In a similar manner, some films have also revived old hits and songs that were either forgotten or received less frequent airplay. For instance, Yinka Ayefele’s ‘Eyin Temi Bawo Ni O’ has found popularity at weddings since it featured in The Wedding Party, as an accompaniment to Sola Sobowale’s entrance at her daughter’s wedding. Using music this way not only revitalizes the artist’s work and introduces it to a new generation, but also creates a greater emotional (and probably nostalgic) connection between the viewer and what’s happening on screen.
Following the seamless integration of mainstream music into Nollywood films, it can be argued that the industry is making more imaginative use of music, especially in establishing meaningful connections beyond Nollywood. Musicians now see Nollywood as a suitable outlet for their creations, while production companies have also begun to use soundtracks as marketing tools. In some cases, films like those mentioned above have been able to attract and engage viewers through different media formats and platforms, a step in the right direction for Nollywood in terms of expanding its reach.
For example, Living in Bondage: Breaking Free, used songs from the original soundtrack – such as ‘Tene’ (originally performed by Flavour and Larry Gaaga) and ‘In My Head’ (performed by Larry Gaaga and Patoranking) – to promote the film. This strategy capitalised on the artists’ popularity as well as their ability to make these tracks local hits prior to the film’s release. Davido, who appears on the soundtrack album’s first tune, ‘Work: Living in Bondage’ is a wonderful illustration of this. The music star had tweeted a link to the record in October 2019 (less than two weeks before the film’s November 8th release), encouraging his fans to see the film in theatres. By doing this, the filmmakers reaped the benefits in spades: not only did the film have the biggest opening weekend for a Nollywood film in 2019, but it also had the highest opening for a non-comedy film.
Strides like this demonstrate that music in Nollywood is evolving and this is helping the industry gain more attention.
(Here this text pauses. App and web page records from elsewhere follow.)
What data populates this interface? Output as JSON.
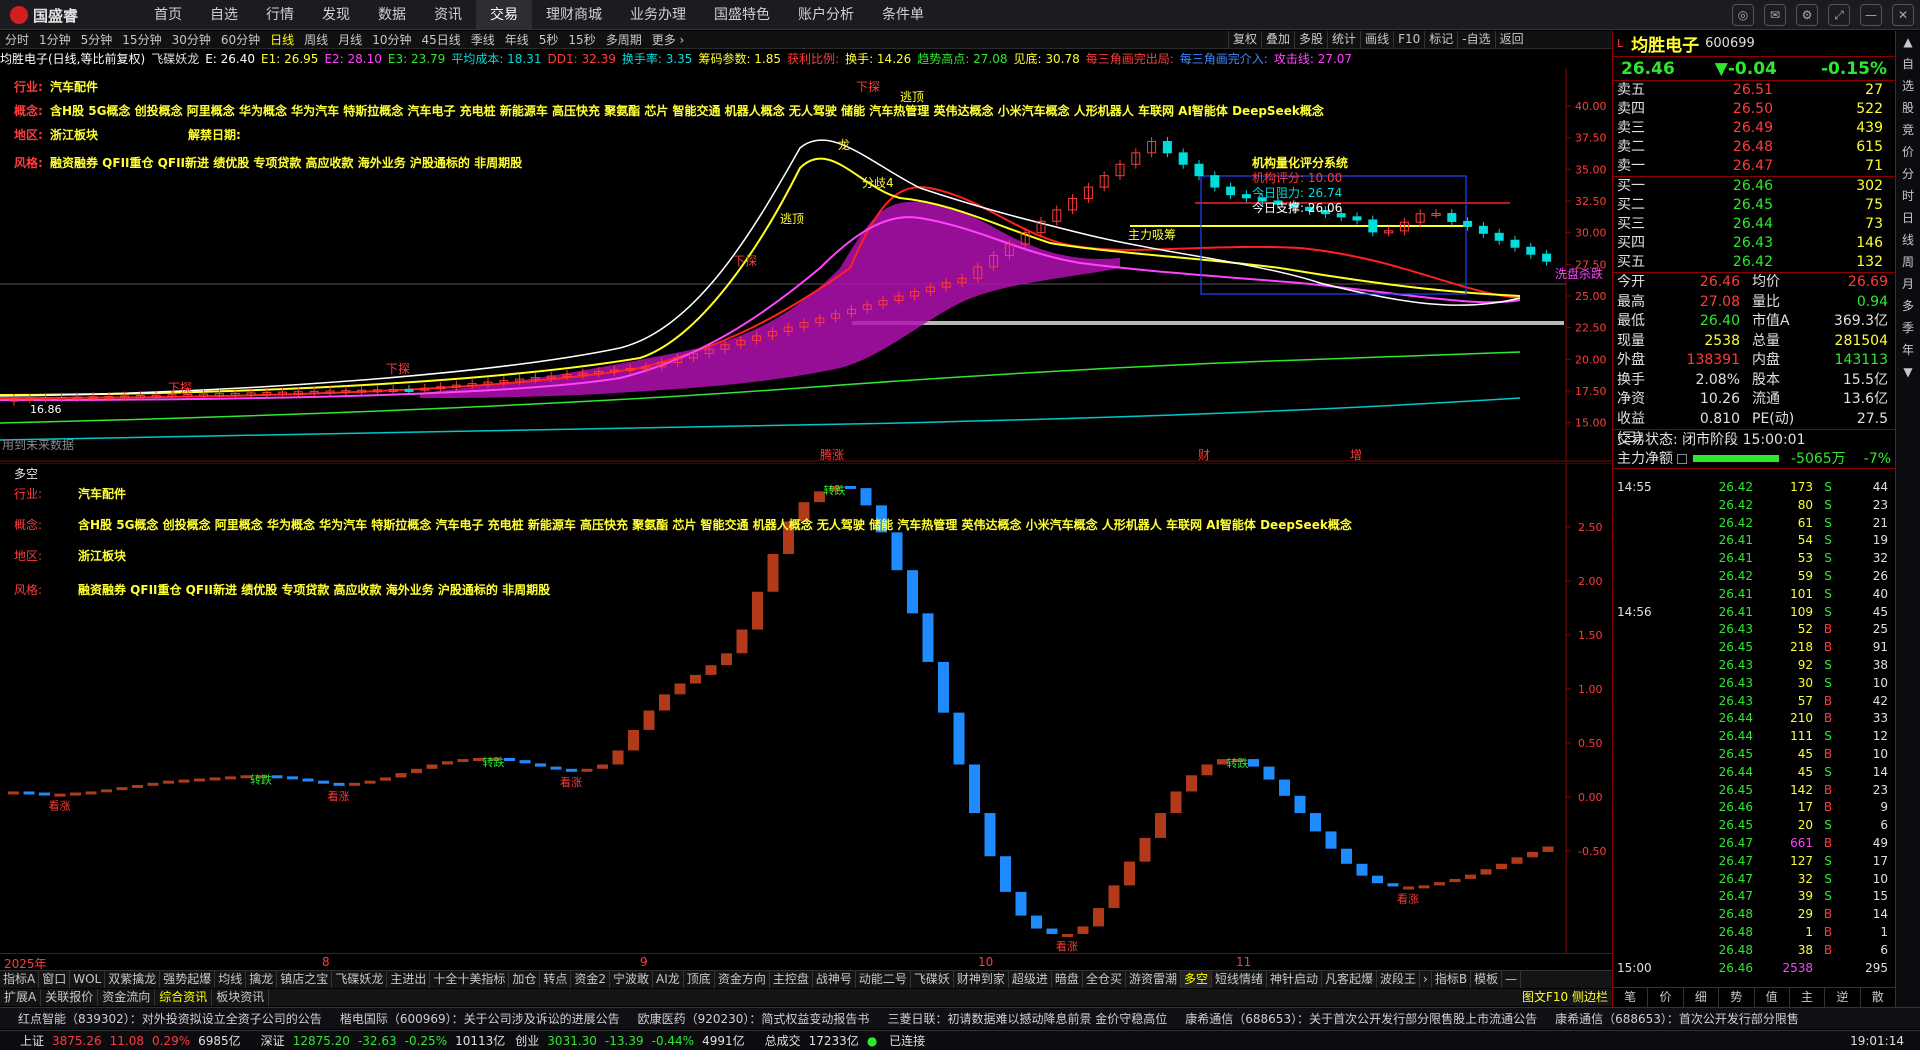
{
  "app": {
    "logo": "国盛睿"
  },
  "nav": {
    "items": [
      "首页",
      "自选",
      "行情",
      "发现",
      "数据",
      "资讯",
      "交易",
      "理财商城",
      "业务办理",
      "国盛特色",
      "账户分析",
      "条件单"
    ],
    "active_index": 6
  },
  "window_controls": [
    "◎",
    "✉",
    "⚙",
    "⤢",
    "—",
    "✕"
  ],
  "periods": {
    "items": [
      "分时",
      "1分钟",
      "5分钟",
      "15分钟",
      "30分钟",
      "60分钟",
      "日线",
      "周线",
      "月线",
      "10分钟",
      "45日线",
      "季线",
      "年线",
      "5秒",
      "15秒",
      "多周期",
      "更多 ›"
    ],
    "active_index": 6
  },
  "right_tools": [
    "复权",
    "叠加",
    "多股",
    "统计",
    "画线",
    "F10",
    "标记",
    "-自选",
    "返回"
  ],
  "indicator_line": [
    {
      "text": "均胜电子(日线,等比前复权)",
      "color": "#ffffff"
    },
    {
      "text": "飞碟妖龙",
      "color": "#e0e0e0"
    },
    {
      "text": "E: 26.40",
      "color": "#ffffff"
    },
    {
      "text": "E1: 26.95",
      "color": "#ffff33"
    },
    {
      "text": "E2: 28.10",
      "color": "#ff44ff"
    },
    {
      "text": "E3: 23.79",
      "color": "#2ee82e"
    },
    {
      "text": "平均成本: 18.31",
      "color": "#00dddd"
    },
    {
      "text": "DD1: 32.39",
      "color": "#ff3b3b"
    },
    {
      "text": "换手率: 3.35",
      "color": "#00dddd"
    },
    {
      "text": "筹码参数: 1.85",
      "color": "#ffff33"
    },
    {
      "text": "获利比例:",
      "color": "#ff3b3b"
    },
    {
      "text": "换手: 14.26",
      "color": "#ffff33"
    },
    {
      "text": "趋势高点: 27.08",
      "color": "#2ee82e"
    },
    {
      "text": "见底: 30.78",
      "color": "#ffff33"
    },
    {
      "text": "每三角画完出局:",
      "color": "#ff3b3b"
    },
    {
      "text": "每三角画完介入:",
      "color": "#4488ff"
    },
    {
      "text": "攻击线: 27.07",
      "color": "#ff44ff"
    }
  ],
  "info": {
    "industry_label": "行业:",
    "industry": "汽车配件",
    "concept_label": "概念:",
    "concepts": "含H股 5G概念 创投概念 阿里概念 华为概念 华为汽车 特斯拉概念 汽车电子 充电桩 新能源车 高压快充 聚氨酯 芯片 智能交通 机器人概念 无人驾驶 储能 汽车热管理 英伟达概念 小米汽车概念 人形机器人 车联网 AI智能体 DeepSeek概念",
    "region_label": "地区:",
    "region": "浙江板块",
    "unlock_label": "解禁日期:",
    "style_label": "风格:",
    "style": "融资融券 QFII重仓 QFII新进 绩优股 专项贷款 高应收款 海外业务 沪股通标的 非周期股"
  },
  "main_annotations": {
    "score_title": "机构量化评分系统",
    "score_line": "机构评分: 10.00",
    "resist": "今日阻力: 26.74",
    "support": "今日支撑: 26.06",
    "main_absorb": "主力吸筹",
    "wash": "洗盘杀跌",
    "no_data": "用到未来数据",
    "low_price": "16.86",
    "down_tag": "下探",
    "escape": "逃顶",
    "dragon": "龙",
    "divide": "分歧4",
    "limit_up": "涨停",
    "events": [
      "腾涨",
      "财",
      "增"
    ]
  },
  "main_axis": {
    "ticks": [
      40.0,
      37.5,
      35.0,
      32.5,
      30.0,
      27.5,
      25.0,
      22.5,
      20.0,
      17.5,
      15.0
    ],
    "labels": [
      "40.00",
      "37.50",
      "35.00",
      "32.50",
      "30.00",
      "27.50",
      "25.00",
      "22.50",
      "20.00",
      "17.50",
      "15.00"
    ]
  },
  "pane2": {
    "title": "多空",
    "axis_labels": [
      "2.50",
      "2.00",
      "1.50",
      "1.00",
      "0.50",
      "0.00",
      "-0.50"
    ],
    "bull_label": "转跌",
    "bear_label": "看涨"
  },
  "chart_data": {
    "type": "bar",
    "title": "多空",
    "x": [
      "2025年",
      "8",
      "9",
      "10",
      "11"
    ],
    "ylim": [
      -1.4,
      3.0
    ],
    "series": [
      {
        "values": [
          0.05,
          0.04,
          0.03,
          0.03,
          0.04,
          0.05,
          0.07,
          0.09,
          0.11,
          0.13,
          0.15,
          0.16,
          0.17,
          0.18,
          0.19,
          0.2,
          0.2,
          0.19,
          0.17,
          0.15,
          0.13,
          0.12,
          0.13,
          0.15,
          0.18,
          0.22,
          0.26,
          0.3,
          0.33,
          0.35,
          0.36,
          0.36,
          0.34,
          0.31,
          0.28,
          0.26,
          0.25,
          0.26,
          0.3,
          0.43,
          0.62,
          0.8,
          0.95,
          1.05,
          1.13,
          1.22,
          1.33,
          1.55,
          1.9,
          2.25,
          2.55,
          2.73,
          2.83,
          2.88,
          2.86,
          2.7,
          2.45,
          2.1,
          1.7,
          1.25,
          0.78,
          0.3,
          -0.15,
          -0.55,
          -0.88,
          -1.1,
          -1.22,
          -1.27,
          -1.27,
          -1.2,
          -1.03,
          -0.82,
          -0.6,
          -0.38,
          -0.15,
          0.05,
          0.2,
          0.3,
          0.35,
          0.35,
          0.28,
          0.16,
          0.01,
          -0.15,
          -0.32,
          -0.48,
          -0.62,
          -0.73,
          -0.8,
          -0.83,
          -0.83,
          -0.82,
          -0.79,
          -0.76,
          -0.72,
          -0.67,
          -0.62,
          -0.56,
          -0.51,
          -0.46
        ]
      }
    ]
  },
  "x_axis": {
    "labels": [
      "2025年",
      "8",
      "9",
      "10",
      "11"
    ]
  },
  "bottom_tabs1": {
    "items": [
      "指标A",
      "窗口",
      "WOL",
      "双紫擒龙",
      "强势起爆",
      "均线",
      "擒龙",
      "镇店之宝",
      "飞碟妖龙",
      "主进出",
      "十全十美指标",
      "加仓",
      "转点",
      "资金2",
      "宁波敢",
      "AI龙",
      "顶底",
      "资金方向",
      "主控盘",
      "战神号",
      "动能二号",
      "飞碟妖",
      "财神到家",
      "超级进",
      "暗盘",
      "全仓买",
      "游资雷潮",
      "多空",
      "短线情绪",
      "神针启动",
      "凡客起爆",
      "波段王",
      "›",
      "指标B",
      "模板",
      "—"
    ],
    "active_index": 27
  },
  "bottom_tabs2": {
    "items": [
      "扩展A",
      "关联报价",
      "资金流向",
      "综合资讯",
      "板块资讯"
    ],
    "active_index": 3,
    "right_text": "图文F10 侧边栏 «"
  },
  "news": [
    "红点智能（839302）：对外投资拟设立全资子公司的公告",
    "楷电国际（600969）：关于公司涉及诉讼的进展公告",
    "欧康医药（920230）：简式权益变动报告书",
    "三菱日联：初请数据难以撼动降息前景 金价守稳高位",
    "康希通信（688653）：关于首次公开发行部分限售股上市流通公告",
    "康希通信（688653）：首次公开发行部分限售"
  ],
  "status": {
    "sh_label": "上证",
    "sh_value": "3875.26",
    "sh_change": "11.08",
    "sh_pct": "0.29%",
    "sh_amount": "6985亿",
    "sz_label": "深证",
    "sz_value": "12875.20",
    "sz_change": "-32.63",
    "sz_pct": "-0.25%",
    "sz_amount": "10113亿",
    "cy_label": "创业",
    "cy_value": "3031.30",
    "cy_change": "-13.39",
    "cy_pct": "-0.44%",
    "cy_amount": "4991亿",
    "total_label": "总成交",
    "total_amount": "17233亿",
    "conn": "已连接",
    "time": "19:01:14"
  },
  "stock": {
    "name": "均胜电子",
    "code": "600699",
    "price": "26.46",
    "change": "▼-0.04",
    "pct": "-0.15%"
  },
  "orderbook": {
    "asks": [
      {
        "label": "卖五",
        "price": "26.51",
        "vol": "27"
      },
      {
        "label": "卖四",
        "price": "26.50",
        "vol": "522"
      },
      {
        "label": "卖三",
        "price": "26.49",
        "vol": "439"
      },
      {
        "label": "卖二",
        "price": "26.48",
        "vol": "615"
      },
      {
        "label": "卖一",
        "price": "26.47",
        "vol": "71"
      }
    ],
    "bids": [
      {
        "label": "买一",
        "price": "26.46",
        "vol": "302"
      },
      {
        "label": "买二",
        "price": "26.45",
        "vol": "75"
      },
      {
        "label": "买三",
        "price": "26.44",
        "vol": "73"
      },
      {
        "label": "买四",
        "price": "26.43",
        "vol": "146"
      },
      {
        "label": "买五",
        "price": "26.42",
        "vol": "132"
      }
    ]
  },
  "quote": [
    {
      "l1": "今开",
      "v1": "26.46",
      "c1": "#ff3b3b",
      "l2": "均价",
      "v2": "26.69",
      "c2": "#ff3b3b"
    },
    {
      "l1": "最高",
      "v1": "27.08",
      "c1": "#ff3b3b",
      "l2": "量比",
      "v2": "0.94",
      "c2": "#2ee82e"
    },
    {
      "l1": "最低",
      "v1": "26.40",
      "c1": "#2ee82e",
      "l2": "市值A",
      "v2": "369.3亿",
      "c2": "#e0e0e0"
    },
    {
      "l1": "现量",
      "v1": "2538",
      "c1": "#ffff33",
      "l2": "总量",
      "v2": "281504",
      "c2": "#ffff33"
    },
    {
      "l1": "外盘",
      "v1": "138391",
      "c1": "#ff3b3b",
      "l2": "内盘",
      "v2": "143113",
      "c2": "#2ee82e"
    },
    {
      "l1": "换手",
      "v1": "2.08%",
      "c1": "#e0e0e0",
      "l2": "股本",
      "v2": "15.5亿",
      "c2": "#e0e0e0"
    },
    {
      "l1": "净资",
      "v1": "10.26",
      "c1": "#e0e0e0",
      "l2": "流通",
      "v2": "13.6亿",
      "c2": "#e0e0e0"
    },
    {
      "l1": "收益(三)",
      "v1": "0.810",
      "c1": "#e0e0e0",
      "l2": "PE(动)",
      "v2": "27.5",
      "c2": "#e0e0e0"
    }
  ],
  "trade_state": "交易状态: 闭市阶段 15:00:01",
  "net_inflow": {
    "label": "主力净额",
    "value": "-5065万",
    "pct": "-7%"
  },
  "ticks": [
    {
      "t": "14:55",
      "p": "26.42",
      "v": "173",
      "bs": "S",
      "n": "44"
    },
    {
      "t": "",
      "p": "26.42",
      "v": "80",
      "bs": "S",
      "n": "23"
    },
    {
      "t": "",
      "p": "26.42",
      "v": "61",
      "bs": "S",
      "n": "21"
    },
    {
      "t": "",
      "p": "26.41",
      "v": "54",
      "bs": "S",
      "n": "19"
    },
    {
      "t": "",
      "p": "26.41",
      "v": "53",
      "bs": "S",
      "n": "32"
    },
    {
      "t": "",
      "p": "26.42",
      "v": "59",
      "bs": "S",
      "n": "26"
    },
    {
      "t": "",
      "p": "26.41",
      "v": "101",
      "bs": "S",
      "n": "40"
    },
    {
      "t": "14:56",
      "p": "26.41",
      "v": "109",
      "bs": "S",
      "n": "45"
    },
    {
      "t": "",
      "p": "26.43",
      "v": "52",
      "bs": "B",
      "n": "25"
    },
    {
      "t": "",
      "p": "26.45",
      "v": "218",
      "bs": "B",
      "n": "91"
    },
    {
      "t": "",
      "p": "26.43",
      "v": "92",
      "bs": "S",
      "n": "38"
    },
    {
      "t": "",
      "p": "26.43",
      "v": "30",
      "bs": "S",
      "n": "10"
    },
    {
      "t": "",
      "p": "26.43",
      "v": "57",
      "bs": "B",
      "n": "42"
    },
    {
      "t": "",
      "p": "26.44",
      "v": "210",
      "bs": "B",
      "n": "33"
    },
    {
      "t": "",
      "p": "26.44",
      "v": "111",
      "bs": "S",
      "n": "12"
    },
    {
      "t": "",
      "p": "26.45",
      "v": "45",
      "bs": "B",
      "n": "10"
    },
    {
      "t": "",
      "p": "26.44",
      "v": "45",
      "bs": "S",
      "n": "14"
    },
    {
      "t": "",
      "p": "26.45",
      "v": "142",
      "bs": "B",
      "n": "23"
    },
    {
      "t": "",
      "p": "26.46",
      "v": "17",
      "bs": "B",
      "n": "9"
    },
    {
      "t": "",
      "p": "26.45",
      "v": "20",
      "bs": "S",
      "n": "6"
    },
    {
      "t": "",
      "p": "26.47",
      "v": "661",
      "bs": "B",
      "n": "49"
    },
    {
      "t": "",
      "p": "26.47",
      "v": "127",
      "bs": "S",
      "n": "17"
    },
    {
      "t": "",
      "p": "26.47",
      "v": "32",
      "bs": "S",
      "n": "10"
    },
    {
      "t": "",
      "p": "26.47",
      "v": "39",
      "bs": "S",
      "n": "15"
    },
    {
      "t": "",
      "p": "26.48",
      "v": "29",
      "bs": "B",
      "n": "14"
    },
    {
      "t": "",
      "p": "26.48",
      "v": "1",
      "bs": "B",
      "n": "1"
    },
    {
      "t": "",
      "p": "26.48",
      "v": "38",
      "bs": "B",
      "n": "6"
    },
    {
      "t": "15:00",
      "p": "26.46",
      "v": "2538",
      "bs": "",
      "n": "295"
    }
  ],
  "rp_tabs": [
    "笔",
    "价",
    "细",
    "势",
    "值",
    "主",
    "逆",
    "散"
  ],
  "sidebar": [
    "▲",
    "自",
    "选",
    "股",
    "竞",
    "价",
    "分",
    "时",
    "日",
    "线",
    "周",
    "月",
    "多",
    "季",
    "年",
    "▼"
  ],
  "colors": {
    "up": "#ff3b3b",
    "down": "#2ee82e",
    "accent": "#ffff33",
    "cloud": "#b00fb0"
  }
}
Music plays a significant role in a production, and fans can relive a film’s magic by listening to specially curated albums and playlists: a handful of tunes from Nneka The Pretty Serpent, Rattlesnake, and Living in Bondage: Breaking Free are available on streaming sites, which have proven to be effective marketing tools for films that take advantage of such platforms.
As with foreign musicals, some Nollywood films like Hoodrush, Lara and the Beat, and Ayamma have attempted to tell stories through song, although there may be room for improvement in terms of songwriting, lip-syncing, autotune, etc. Who knows, maybe someday a Nollywood song can match (and surpass) the huge success of ‘We Don’t Talk About Bruno’ (from Disney’s Encanto) or ‘My Heart Will Go On’, Celine Dion’s iconic track for Titanic, which currently enjoys over 385 million listens on Spotify alone. I guess we’ll just have to wait and see what happens.
Franklin Ugobude is a culture writer and an avid reader who lives in Lagos, Nigeria. He works in marketing during the day and spends time discussing film and theatre at other times. He has attended critic workshops in Ouagadougou and Lagos in the past and sat on the FACC Jury at the renowned Carthage Film Festival. His writings appear on various online and print platforms such as Okay Africa, Awotele, Guardian Nigeria and BellaNaija to mention a few.